Painful things.

When I was younger and unattached and working for a company obsessed on treating employees well and not just making next quarter’s numbers, it was pretty easy. If I had my passport and my corporate card, things would work out. If I needed something, I just bought it. If it was work-related, I just expensed it. If not, I just paid it.

That was then. This is now.

I have a wife who really dislikes when I travel. I have dogs that have their schedules disrupted which can cause all sorts of issues. I don’t have unlimited funds anymore, because I have a wife and dogs.

So, travel means planning. Usually, I obsessively plan – for personal trips. For business, I try, but if something comes up last-minute, I just go.

Here’s some things to remember, that came flooding back while I was in Malaysia in March 2014:

Communications

  • Remember time zones! You won’t be able to just call home.
  • Google Voice will let you send and receive texts from your (Sprint) phone or from the web, as long as you have an Internet connection. Texts are better than voice calls (Skype, etc) because you don’t have to both be awake at the same time.
  • There’s always email, for the same reasons – it’s not real-time, so you don’t both have to be awake.
  • Pay for WiFi in the hotel. Don’t just think “I’ll wait until I’m at the office.” If your company won’t reimburse, eat the cost, but ask yourself – why does my company not want me to be productive?

Power

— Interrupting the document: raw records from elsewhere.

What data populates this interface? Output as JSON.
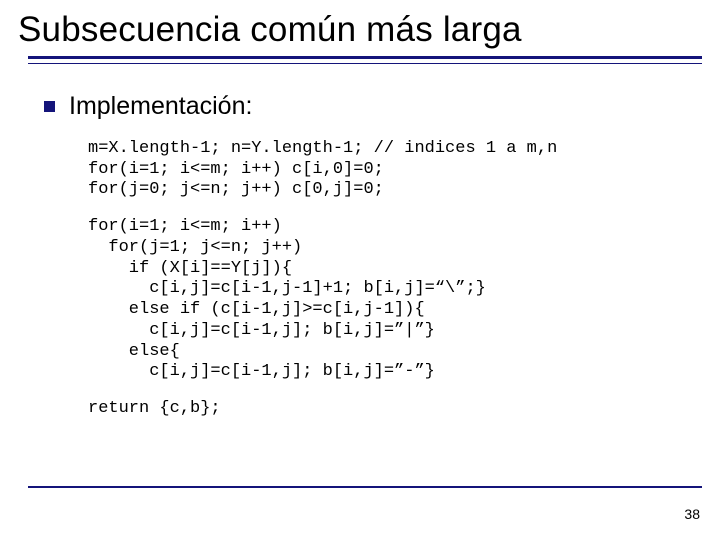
{
  "title": "Subsecuencia común más larga",
  "bullet": "Implementación:",
  "code": {
    "block1": "m=X.length-1; n=Y.length-1; // indices 1 a m,n\nfor(i=1; i<=m; i++) c[i,0]=0;\nfor(j=0; j<=n; j++) c[0,j]=0;",
    "block2": "for(i=1; i<=m; i++)\n  for(j=1; j<=n; j++)\n    if (X[i]==Y[j]){\n      c[i,j]=c[i-1,j-1]+1; b[i,j]=“\\”;}\n    else if (c[i-1,j]>=c[i,j-1]){\n      c[i,j]=c[i-1,j]; b[i,j]=”|”}\n    else{\n      c[i,j]=c[i-1,j]; b[i,j]=”-”}",
    "block3": "return {c,b};"
  },
  "page": "38"
}
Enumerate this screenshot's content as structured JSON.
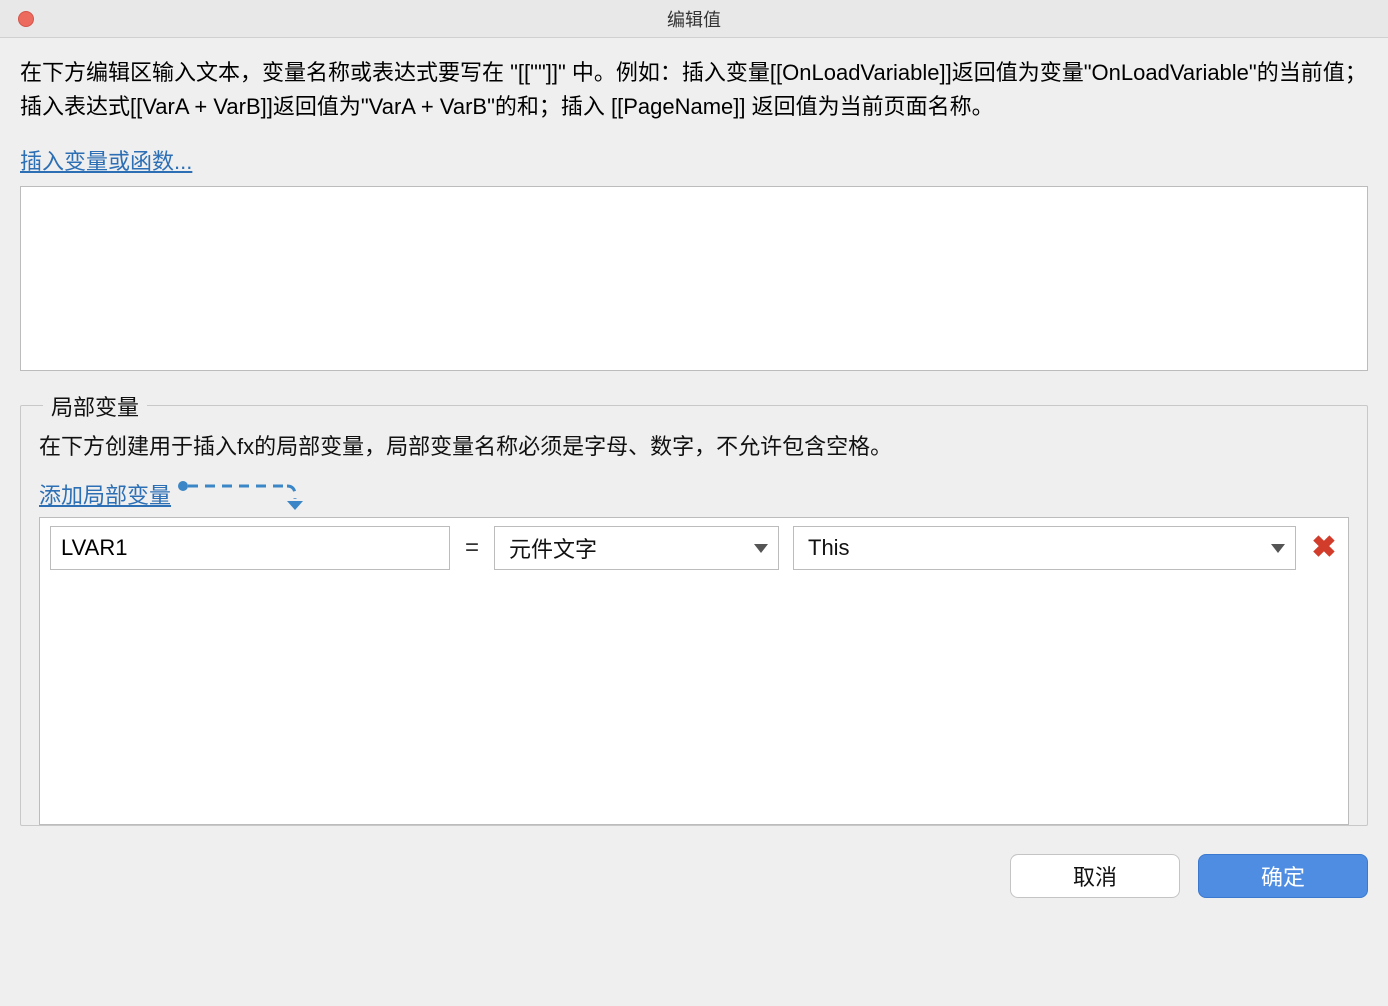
{
  "titlebar": {
    "title": "编辑值"
  },
  "help": {
    "text": "在下方编辑区输入文本，变量名称或表达式要写在 \"[[\"\"]]\" 中。例如：插入变量[[OnLoadVariable]]返回值为变量\"OnLoadVariable\"的当前值；插入表达式[[VarA + VarB]]返回值为\"VarA + VarB\"的和；插入 [[PageName]] 返回值为当前页面名称。"
  },
  "insert_link": "插入变量或函数...",
  "expression_value": "",
  "local_vars": {
    "legend": "局部变量",
    "help": "在下方创建用于插入fx的局部变量，局部变量名称必须是字母、数字，不允许包含空格。",
    "add_label": "添加局部变量",
    "rows": [
      {
        "name": "LVAR1",
        "type": "元件文字",
        "target": "This"
      }
    ]
  },
  "buttons": {
    "cancel": "取消",
    "ok": "确定"
  },
  "symbols": {
    "equals": "=",
    "delete": "✖"
  }
}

  • Always have a plug adapter in your computer bag. Always. I had left mine in my backpack from years ago, and I’m glad because I really needed it when I got to KL, and I hadn’t thought about it until I arrived.
  • Having a small power strip is also a good idea. Foreign hotels don’t have a lot of outlets. If you have a plug adapter and a power strip, you can plug everything in.
  • Make sure you have USB cables for all your excess personal devices. Worst case, plug them into your laptop, and plug your laptop into the wall. This way, you only need one outlet – but everything takes longer to charge.
  • Along with the plug adapter – make sure you know which electronics you have are dual-voltage. You may need a converter, as well. This is different from a plug adapter. If you plug something in and see smoke, you needed a converter, not just an adapter. Oh, and you need a new device.
  • If you need electronics to sleep (I have a C-PAP), you really need a power strip or you need flexibility. I’ve had to sleep with my head at the bottom of the bed before, because there was no place by the headboard to plug in.

Life

  • Pack light. This is true for all trips. If you don’t need it, don’t take it. I don’t care what your wife says, if you don’t need it, don’t take it.
  • Take a week’s clothing, max. Hotels have laundry service.
  • Don’t expect ice. This is painful for someone who loves ice in drinks.
  • Don’t expect refills or large glasses.
  • Don’t just automatically go find American food, even though it will be around almost anywhere you go. You’ll miss local specialties and it annoys your hosts. Let’s not make people self-defensive about their food, shall we? (My rule is to always let my host choose. If I’m alone after work, eventually, I am going to find an American chain for homesickness. I admit it.
  • Same with drinks – just ask the bartender, “What am I supposed to drink?” In all my years of travel, I’ve never been given American beer, except for one bartender in Link√∂ping, Sweden who was obsessed with Budweiser. (I declined. The local beer was a Pilsner, so the bottle said “Piss” in script, so I decided Piss beat Budweiser.)
  • Take your own entertainment. Pre-load videos on your iPad, eBook readers, something, anything. If you go far enough from home, you will have CNN, maybe Discovery channel and everything else will be local language. TV will not be the crutch it can be at home. Bruce Springsteen once complained about 57 channels and nothin’ on, so he’s obviously never watched TV in Malaysia.

Travel

  • Pay for GPS in the rental car. You will kill your phone batteries if you use the “free” GPS in your phone.
  • If you don’t have to drive, don’t. It’s always exciting to navigate a new city, just not always in a good way.